ASSIGNMENT:
Write out the data exactly as given, dropping every picture.

STORED DATA:
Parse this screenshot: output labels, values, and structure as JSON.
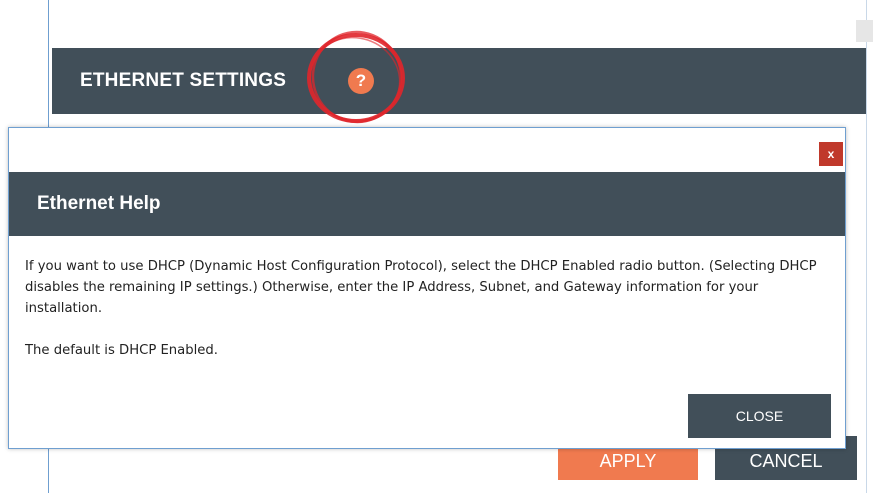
{
  "background_window": {
    "section_title": "ETHERNET SETTINGS",
    "help_icon_glyph": "?",
    "apply_label": "APPLY",
    "cancel_label": "CANCEL"
  },
  "modal": {
    "close_x_label": "x",
    "title": "Ethernet Help",
    "paragraphs": [
      "If you want to use DHCP (Dynamic Host Configuration Protocol), select the DHCP Enabled radio button. (Selecting DHCP disables the remaining IP settings.) Otherwise, enter the IP Address, Subnet, and Gateway information for your installation.",
      "The default is DHCP Enabled."
    ],
    "close_label": "CLOSE"
  },
  "colors": {
    "header_bg": "#414f59",
    "accent_orange": "#f07a4f",
    "close_x_red": "#c0392b",
    "annotation_red": "#e0262b"
  },
  "icons": {
    "help": "question-circle-icon",
    "close": "close-icon"
  }
}
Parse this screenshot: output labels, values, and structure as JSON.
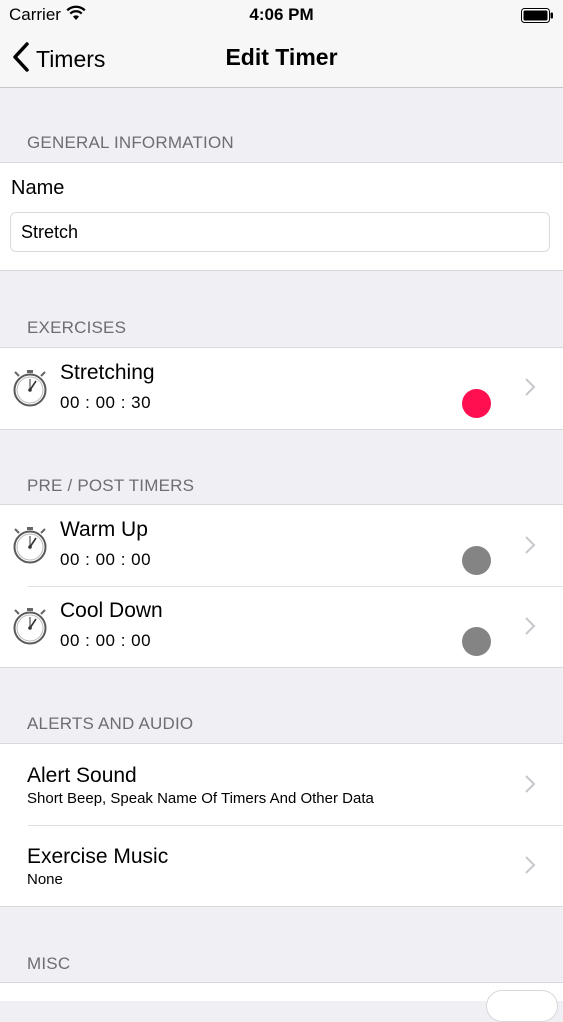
{
  "status_bar": {
    "carrier": "Carrier",
    "time": "4:06 PM"
  },
  "nav": {
    "back_label": "Timers",
    "title": "Edit Timer"
  },
  "general": {
    "header": "GENERAL INFORMATION",
    "name_label": "Name",
    "name_value": "Stretch"
  },
  "exercises": {
    "header": "EXERCISES",
    "items": [
      {
        "name": "Stretching",
        "duration": "00 : 00 : 30",
        "color": "#ff0f50"
      }
    ]
  },
  "pre_post": {
    "header": "PRE / POST TIMERS",
    "items": [
      {
        "name": "Warm Up",
        "duration": "00 : 00 : 00",
        "color": "#848484"
      },
      {
        "name": "Cool Down",
        "duration": "00 : 00 : 00",
        "color": "#848484"
      }
    ]
  },
  "alerts": {
    "header": "ALERTS AND AUDIO",
    "items": [
      {
        "title": "Alert Sound",
        "subtitle": "Short Beep, Speak Name Of Timers And Other Data"
      },
      {
        "title": "Exercise Music",
        "subtitle": "None"
      }
    ]
  },
  "misc": {
    "header": "MISC"
  },
  "icons": {
    "back": "chevron-left-icon",
    "timer": "stopwatch-icon",
    "row": "chevron-right-icon",
    "wifi": "wifi-icon",
    "battery": "battery-icon"
  }
}
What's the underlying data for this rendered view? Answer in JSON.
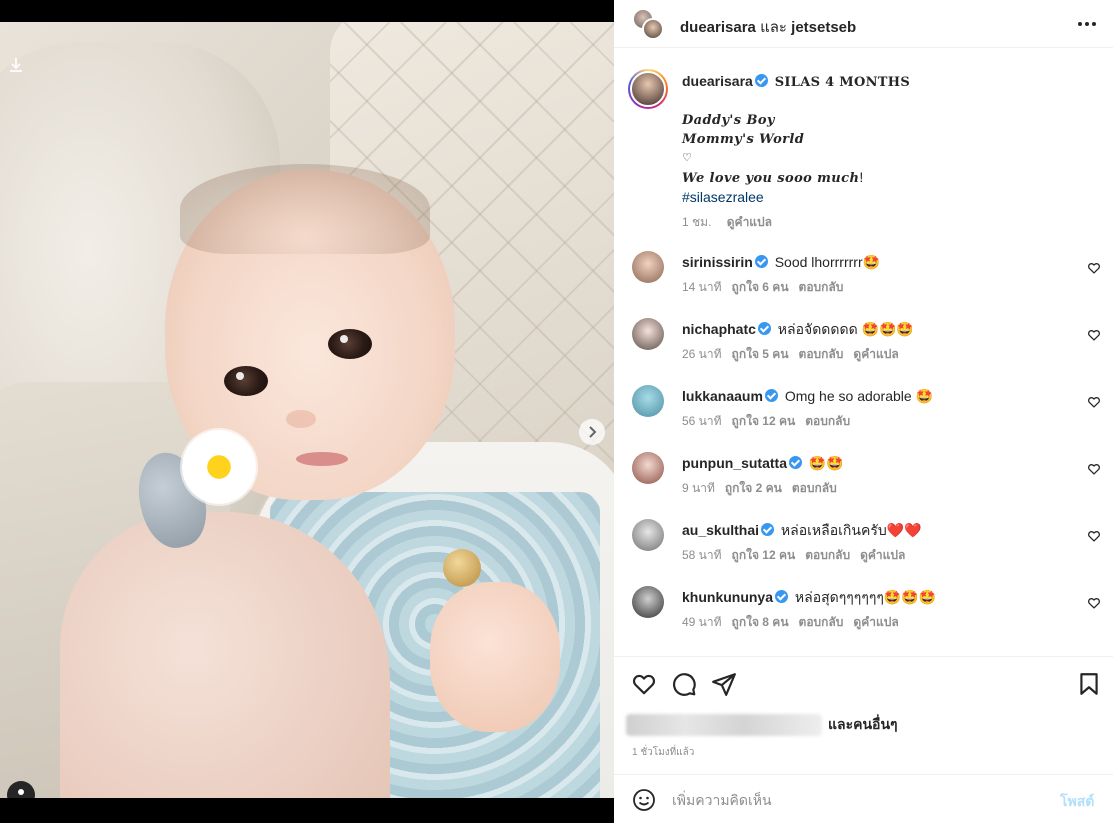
{
  "header": {
    "user1": "duearisara",
    "joiner": "และ",
    "user2": "jetsetseb"
  },
  "caption": {
    "username": "duearisara",
    "title": "SILAS 4 MONTHS",
    "line1": "Daddy's Boy",
    "line2": "Mommy's World",
    "heart": "♡",
    "line3": "We love you sooo much",
    "line3_end": "!",
    "hashtag": "#silasezralee",
    "time": "1 ชม.",
    "translate": "ดูคำแปล"
  },
  "comments": [
    {
      "username": "sirinissirin",
      "text": "Sood lhorrrrrrr🤩",
      "time": "14 นาที",
      "likes": "ถูกใจ 6 คน",
      "reply": "ตอบกลับ",
      "translate": ""
    },
    {
      "username": "nichaphatc",
      "text": "หล่อจัดดดดด 🤩🤩🤩",
      "time": "26 นาที",
      "likes": "ถูกใจ 5 คน",
      "reply": "ตอบกลับ",
      "translate": "ดูคำแปล"
    },
    {
      "username": "lukkanaaum",
      "text": "Omg he so adorable 🤩",
      "time": "56 นาที",
      "likes": "ถูกใจ 12 คน",
      "reply": "ตอบกลับ",
      "translate": ""
    },
    {
      "username": "punpun_sutatta",
      "text": "🤩🤩",
      "time": "9 นาที",
      "likes": "ถูกใจ 2 คน",
      "reply": "ตอบกลับ",
      "translate": ""
    },
    {
      "username": "au_skulthai",
      "text": "หล่อเหลือเกินครับ❤️❤️",
      "time": "58 นาที",
      "likes": "ถูกใจ 12 คน",
      "reply": "ตอบกลับ",
      "translate": "ดูคำแปล"
    },
    {
      "username": "khunkununya",
      "text": "หล่อสุดๆๆๆๆๆๆ🤩🤩🤩",
      "time": "49 นาที",
      "likes": "ถูกใจ 8 คน",
      "reply": "ตอบกลับ",
      "translate": "ดูคำแปล"
    }
  ],
  "likes": {
    "others": "และคนอื่นๆ",
    "time_ago": "1 ชั่วโมงที่แล้ว"
  },
  "comment_box": {
    "placeholder": "เพิ่มความคิดเห็น",
    "post_label": "โพสต์"
  },
  "carousel": {
    "total_slides": 10,
    "active_slide": 1
  },
  "colors": {
    "verified": "#3897f0",
    "hashtag": "#00376b",
    "post_disabled": "#b2dffc"
  },
  "icons": [
    "download-icon",
    "next-arrow-icon",
    "user-tag-icon",
    "more-options-icon",
    "verified-icon",
    "heart-icon",
    "comment-icon",
    "share-icon",
    "save-icon",
    "emoji-icon"
  ]
}
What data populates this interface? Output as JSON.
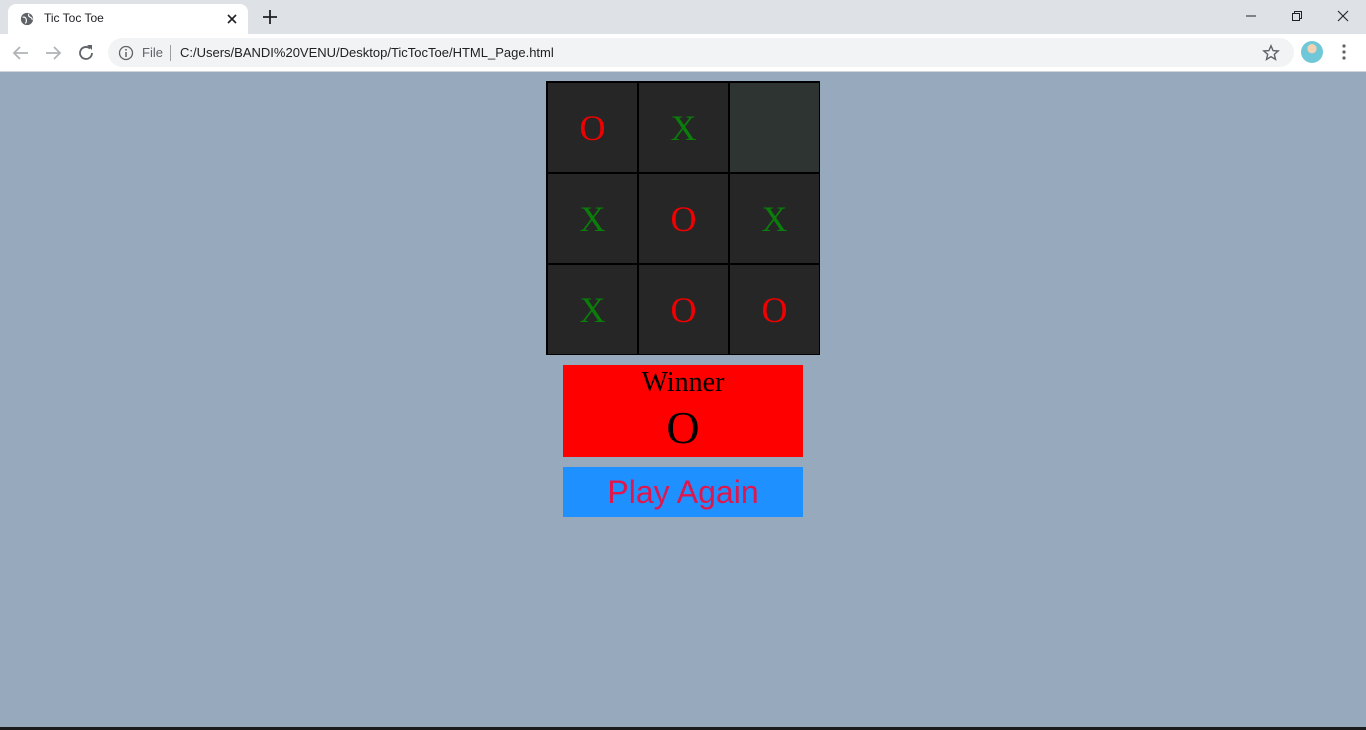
{
  "browser": {
    "tab_title": "Tic Toc Toe",
    "omnibox_scheme": "File",
    "url": "C:/Users/BANDI%20VENU/Desktop/TicTocToe/HTML_Page.html"
  },
  "board": {
    "cells": [
      "O",
      "X",
      "",
      "X",
      "O",
      "X",
      "X",
      "O",
      "O"
    ]
  },
  "winner": {
    "label": "Winner",
    "value": "O"
  },
  "play_again_label": "Play Again",
  "colors": {
    "page_bg": "#96a9bd",
    "cell_bg": "#262626",
    "x_mark": "#0a7d0a",
    "o_mark": "#f00000",
    "winner_bg": "#ff0000",
    "button_bg": "#1e90ff",
    "button_text": "#e0174c"
  },
  "icons": {
    "tab_favicon": "globe-icon",
    "tab_close": "close-icon",
    "new_tab": "plus-icon",
    "back": "arrow-left-icon",
    "forward": "arrow-right-icon",
    "reload": "reload-icon",
    "site_info": "info-icon",
    "bookmark": "star-icon",
    "menu": "kebab-menu-icon"
  }
}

YOUR SOLUTION:
Parse this screenshot: output labels, values, and structure as JSON.
{
  "background_window": {
    "section_title": "ETHERNET SETTINGS",
    "help_icon_glyph": "?",
    "apply_label": "APPLY",
    "cancel_label": "CANCEL"
  },
  "modal": {
    "close_x_label": "x",
    "title": "Ethernet Help",
    "paragraphs": [
      "If you want to use DHCP (Dynamic Host Configuration Protocol), select the DHCP Enabled radio button. (Selecting DHCP disables the remaining IP settings.) Otherwise, enter the IP Address, Subnet, and Gateway information for your installation.",
      "The default is DHCP Enabled."
    ],
    "close_label": "CLOSE"
  },
  "colors": {
    "header_bg": "#414f59",
    "accent_orange": "#f07a4f",
    "close_x_red": "#c0392b",
    "annotation_red": "#e0262b"
  },
  "icons": {
    "help": "question-circle-icon",
    "close": "close-icon"
  }
}
Parse this screenshot: output labels, values, and structure as JSON.
{
  "status_bar": {
    "carrier": "Carrier",
    "time": "4:06 PM"
  },
  "nav": {
    "back_label": "Timers",
    "title": "Edit Timer"
  },
  "general": {
    "header": "GENERAL INFORMATION",
    "name_label": "Name",
    "name_value": "Stretch"
  },
  "exercises": {
    "header": "EXERCISES",
    "items": [
      {
        "name": "Stretching",
        "duration": "00 : 00 : 30",
        "color": "#ff0f50"
      }
    ]
  },
  "pre_post": {
    "header": "PRE / POST TIMERS",
    "items": [
      {
        "name": "Warm Up",
        "duration": "00 : 00 : 00",
        "color": "#848484"
      },
      {
        "name": "Cool Down",
        "duration": "00 : 00 : 00",
        "color": "#848484"
      }
    ]
  },
  "alerts": {
    "header": "ALERTS AND AUDIO",
    "items": [
      {
        "title": "Alert Sound",
        "subtitle": "Short Beep, Speak Name Of Timers And Other Data"
      },
      {
        "title": "Exercise Music",
        "subtitle": "None"
      }
    ]
  },
  "misc": {
    "header": "MISC"
  },
  "icons": {
    "back": "chevron-left-icon",
    "timer": "stopwatch-icon",
    "row": "chevron-right-icon",
    "wifi": "wifi-icon",
    "battery": "battery-icon"
  }
}
What's the underlying data for this rendered view? Answer in JSON.
{
  "header": {
    "user1": "duearisara",
    "joiner": "และ",
    "user2": "jetsetseb"
  },
  "caption": {
    "username": "duearisara",
    "title": "SILAS 4 MONTHS",
    "line1": "Daddy's Boy",
    "line2": "Mommy's World",
    "heart": "♡",
    "line3": "We love you sooo much",
    "line3_end": "!",
    "hashtag": "#silasezralee",
    "time": "1 ชม.",
    "translate": "ดูคำแปล"
  },
  "comments": [
    {
      "username": "sirinissirin",
      "text": "Sood lhorrrrrrr🤩",
      "time": "14 นาที",
      "likes": "ถูกใจ 6 คน",
      "reply": "ตอบกลับ",
      "translate": ""
    },
    {
      "username": "nichaphatc",
      "text": "หล่อจัดดดดด 🤩🤩🤩",
      "time": "26 นาที",
      "likes": "ถูกใจ 5 คน",
      "reply": "ตอบกลับ",
      "translate": "ดูคำแปล"
    },
    {
      "username": "lukkanaaum",
      "text": "Omg he so adorable 🤩",
      "time": "56 นาที",
      "likes": "ถูกใจ 12 คน",
      "reply": "ตอบกลับ",
      "translate": ""
    },
    {
      "username": "punpun_sutatta",
      "text": "🤩🤩",
      "time": "9 นาที",
      "likes": "ถูกใจ 2 คน",
      "reply": "ตอบกลับ",
      "translate": ""
    },
    {
      "username": "au_skulthai",
      "text": "หล่อเหลือเกินครับ❤️❤️",
      "time": "58 นาที",
      "likes": "ถูกใจ 12 คน",
      "reply": "ตอบกลับ",
      "translate": "ดูคำแปล"
    },
    {
      "username": "khunkununya",
      "text": "หล่อสุดๆๆๆๆๆๆ🤩🤩🤩",
      "time": "49 นาที",
      "likes": "ถูกใจ 8 คน",
      "reply": "ตอบกลับ",
      "translate": "ดูคำแปล"
    }
  ],
  "likes": {
    "others": "และคนอื่นๆ",
    "time_ago": "1 ชั่วโมงที่แล้ว"
  },
  "comment_box": {
    "placeholder": "เพิ่มความคิดเห็น",
    "post_label": "โพสต์"
  },
  "carousel": {
    "total_slides": 10,
    "active_slide": 1
  },
  "colors": {
    "verified": "#3897f0",
    "hashtag": "#00376b",
    "post_disabled": "#b2dffc"
  },
  "icons": [
    "download-icon",
    "next-arrow-icon",
    "user-tag-icon",
    "more-options-icon",
    "verified-icon",
    "heart-icon",
    "comment-icon",
    "share-icon",
    "save-icon",
    "emoji-icon"
  ]
}
What data populates this interface? Output as JSON.
{
  "browser": {
    "tab_title": "Tic Toc Toe",
    "omnibox_scheme": "File",
    "url": "C:/Users/BANDI%20VENU/Desktop/TicTocToe/HTML_Page.html"
  },
  "board": {
    "cells": [
      "O",
      "X",
      "",
      "X",
      "O",
      "X",
      "X",
      "O",
      "O"
    ]
  },
  "winner": {
    "label": "Winner",
    "value": "O"
  },
  "play_again_label": "Play Again",
  "colors": {
    "page_bg": "#96a9bd",
    "cell_bg": "#262626",
    "x_mark": "#0a7d0a",
    "o_mark": "#f00000",
    "winner_bg": "#ff0000",
    "button_bg": "#1e90ff",
    "button_text": "#e0174c"
  },
  "icons": {
    "tab_favicon": "globe-icon",
    "tab_close": "close-icon",
    "new_tab": "plus-icon",
    "back": "arrow-left-icon",
    "forward": "arrow-right-icon",
    "reload": "reload-icon",
    "site_info": "info-icon",
    "bookmark": "star-icon",
    "menu": "kebab-menu-icon"
  }
}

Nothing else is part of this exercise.